═════ AVAILABLE RECORDS ═════

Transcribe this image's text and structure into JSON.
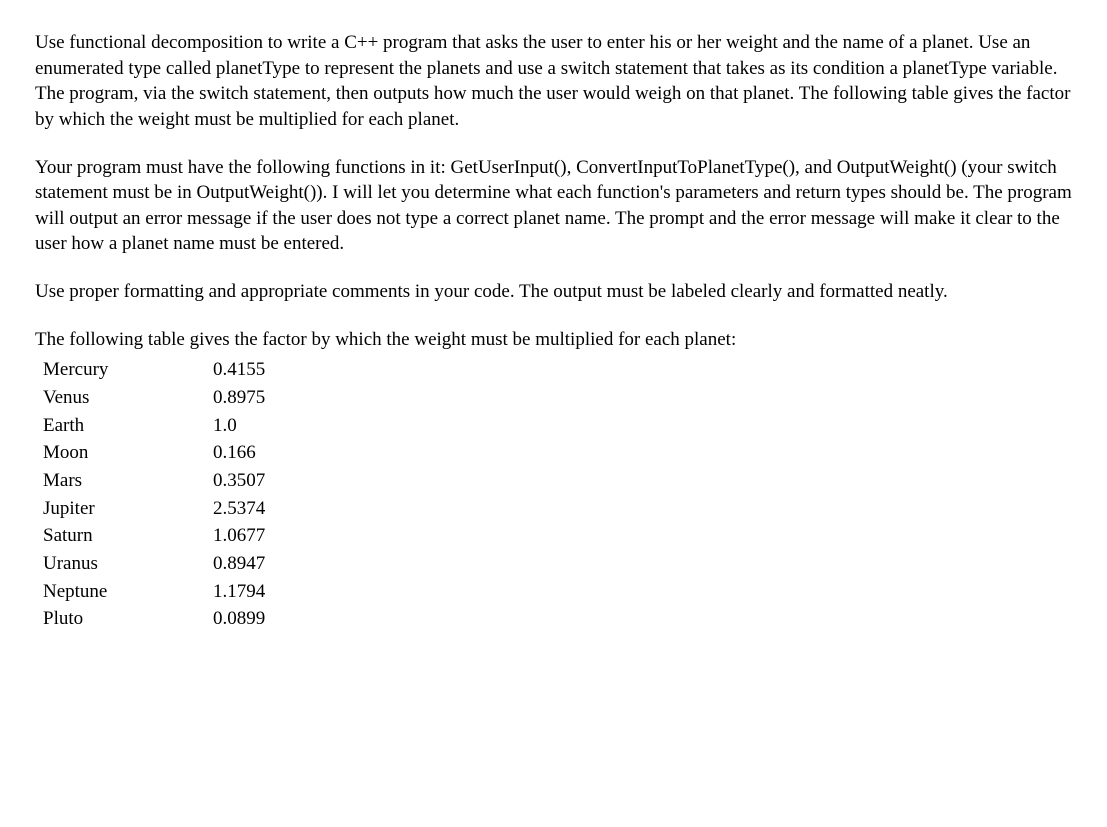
{
  "paragraphs": {
    "p1": "Use functional decomposition to write a C++ program that asks the user to enter his or her weight and the name of a planet. Use an enumerated type called planetType to represent the planets and use a switch statement that takes as its condition a planetType variable. The program, via the switch statement, then outputs how much the user would weigh on that planet. The following table gives the factor by which the weight must be multiplied for each planet.",
    "p2": "Your program must have the following functions in it: GetUserInput(), ConvertInputToPlanetType(), and OutputWeight() (your switch statement must be in OutputWeight()). I will let you determine what each function's parameters and return types should be. The program will output an error message if the user does not type a correct planet name. The prompt and the error message will make it clear to the user how a planet name must be entered.",
    "p3": "Use proper formatting and appropriate comments in your code. The output must be labeled clearly and formatted neatly.",
    "table_intro": "The following table gives the factor by which the weight must be multiplied for each planet:"
  },
  "planets": [
    {
      "name": "Mercury",
      "factor": "0.4155"
    },
    {
      "name": "Venus",
      "factor": "0.8975"
    },
    {
      "name": "Earth",
      "factor": "1.0"
    },
    {
      "name": "Moon",
      "factor": "0.166"
    },
    {
      "name": "Mars",
      "factor": "0.3507"
    },
    {
      "name": "Jupiter",
      "factor": "2.5374"
    },
    {
      "name": "Saturn",
      "factor": "1.0677"
    },
    {
      "name": "Uranus",
      "factor": "0.8947"
    },
    {
      "name": "Neptune",
      "factor": "1.1794"
    },
    {
      "name": "Pluto",
      "factor": "0.0899"
    }
  ]
}
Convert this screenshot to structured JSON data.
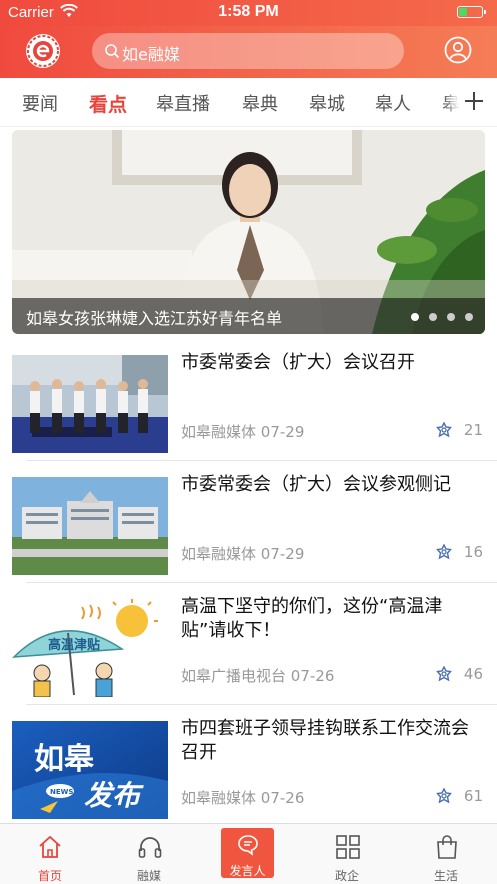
{
  "status": {
    "carrier": "Carrier",
    "time": "1:58 PM"
  },
  "search": {
    "placeholder": "如e融媒"
  },
  "tabs": [
    {
      "label": "要闻"
    },
    {
      "label": "看点",
      "active": true
    },
    {
      "label": "皋直播"
    },
    {
      "label": "皋典"
    },
    {
      "label": "皋城"
    },
    {
      "label": "皋人"
    },
    {
      "label": "皋风"
    }
  ],
  "banner": {
    "caption": "如皋女孩张琳婕入选江苏好青年名单",
    "pages": 4,
    "current_page": 1
  },
  "news": [
    {
      "title": "市委常委会（扩大）会议召开",
      "source": "如皋融媒体",
      "date": "07-29",
      "likes": "21"
    },
    {
      "title": "市委常委会（扩大）会议参观侧记",
      "source": "如皋融媒体",
      "date": "07-29",
      "likes": "16"
    },
    {
      "title": "高温下坚守的你们，这份“高温津贴”请收下！",
      "source": "如皋广播电视台",
      "date": "07-26",
      "likes": "46"
    },
    {
      "title": "市四套班子领导挂钩联系工作交流会召开",
      "source": "如皋融媒体",
      "date": "07-26",
      "likes": "61"
    }
  ],
  "thumb_text": {
    "heat": "高温津贴",
    "brand1": "如皋",
    "brand2": "发布",
    "news_badge": "NEWS"
  },
  "bottom_nav": [
    {
      "label": "首页",
      "icon": "home-icon",
      "active": true
    },
    {
      "label": "融媒",
      "icon": "headphones-icon"
    },
    {
      "label": "发言人",
      "icon": "chat-icon",
      "center": true
    },
    {
      "label": "政企",
      "icon": "grid-icon"
    },
    {
      "label": "生活",
      "icon": "bag-icon"
    }
  ],
  "colors": {
    "accent": "#e8443a",
    "header_gradient_start": "#f04a3e",
    "header_gradient_end": "#f57d56"
  }
}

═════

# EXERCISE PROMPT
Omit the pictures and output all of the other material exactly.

# TASK SOLUTION
Transcribe this image's text and structure into JSON.
{
  "paragraphs": {
    "p1": "Use functional decomposition to write a C++ program that asks the user to enter his or her weight and the name of a planet. Use an enumerated type called planetType to represent the planets and use a switch statement that takes as its condition a planetType variable. The program, via the switch statement, then outputs how much the user would weigh on that planet. The following table gives the factor by which the weight must be multiplied for each planet.",
    "p2": "Your program must have the following functions in it: GetUserInput(), ConvertInputToPlanetType(), and OutputWeight() (your switch statement must be in OutputWeight()). I will let you determine what each function's parameters and return types should be. The program will output an error message if the user does not type a correct planet name. The prompt and the error message will make it clear to the user how a planet name must be entered.",
    "p3": "Use proper formatting and appropriate comments in your code. The output must be labeled clearly and formatted neatly.",
    "table_intro": "The following table gives the factor by which the weight must be multiplied for each planet:"
  },
  "planets": [
    {
      "name": "Mercury",
      "factor": "0.4155"
    },
    {
      "name": "Venus",
      "factor": "0.8975"
    },
    {
      "name": "Earth",
      "factor": "1.0"
    },
    {
      "name": "Moon",
      "factor": "0.166"
    },
    {
      "name": "Mars",
      "factor": "0.3507"
    },
    {
      "name": "Jupiter",
      "factor": "2.5374"
    },
    {
      "name": "Saturn",
      "factor": "1.0677"
    },
    {
      "name": "Uranus",
      "factor": "0.8947"
    },
    {
      "name": "Neptune",
      "factor": "1.1794"
    },
    {
      "name": "Pluto",
      "factor": "0.0899"
    }
  ]
}
Convert this screenshot to structured JSON data.
{
  "status": {
    "carrier": "Carrier",
    "time": "1:58 PM"
  },
  "search": {
    "placeholder": "如e融媒"
  },
  "tabs": [
    {
      "label": "要闻"
    },
    {
      "label": "看点",
      "active": true
    },
    {
      "label": "皋直播"
    },
    {
      "label": "皋典"
    },
    {
      "label": "皋城"
    },
    {
      "label": "皋人"
    },
    {
      "label": "皋风"
    }
  ],
  "banner": {
    "caption": "如皋女孩张琳婕入选江苏好青年名单",
    "pages": 4,
    "current_page": 1
  },
  "news": [
    {
      "title": "市委常委会（扩大）会议召开",
      "source": "如皋融媒体",
      "date": "07-29",
      "likes": "21"
    },
    {
      "title": "市委常委会（扩大）会议参观侧记",
      "source": "如皋融媒体",
      "date": "07-29",
      "likes": "16"
    },
    {
      "title": "高温下坚守的你们，这份“高温津贴”请收下！",
      "source": "如皋广播电视台",
      "date": "07-26",
      "likes": "46"
    },
    {
      "title": "市四套班子领导挂钩联系工作交流会召开",
      "source": "如皋融媒体",
      "date": "07-26",
      "likes": "61"
    }
  ],
  "thumb_text": {
    "heat": "高温津贴",
    "brand1": "如皋",
    "brand2": "发布",
    "news_badge": "NEWS"
  },
  "bottom_nav": [
    {
      "label": "首页",
      "icon": "home-icon",
      "active": true
    },
    {
      "label": "融媒",
      "icon": "headphones-icon"
    },
    {
      "label": "发言人",
      "icon": "chat-icon",
      "center": true
    },
    {
      "label": "政企",
      "icon": "grid-icon"
    },
    {
      "label": "生活",
      "icon": "bag-icon"
    }
  ],
  "colors": {
    "accent": "#e8443a",
    "header_gradient_start": "#f04a3e",
    "header_gradient_end": "#f57d56"
  }
}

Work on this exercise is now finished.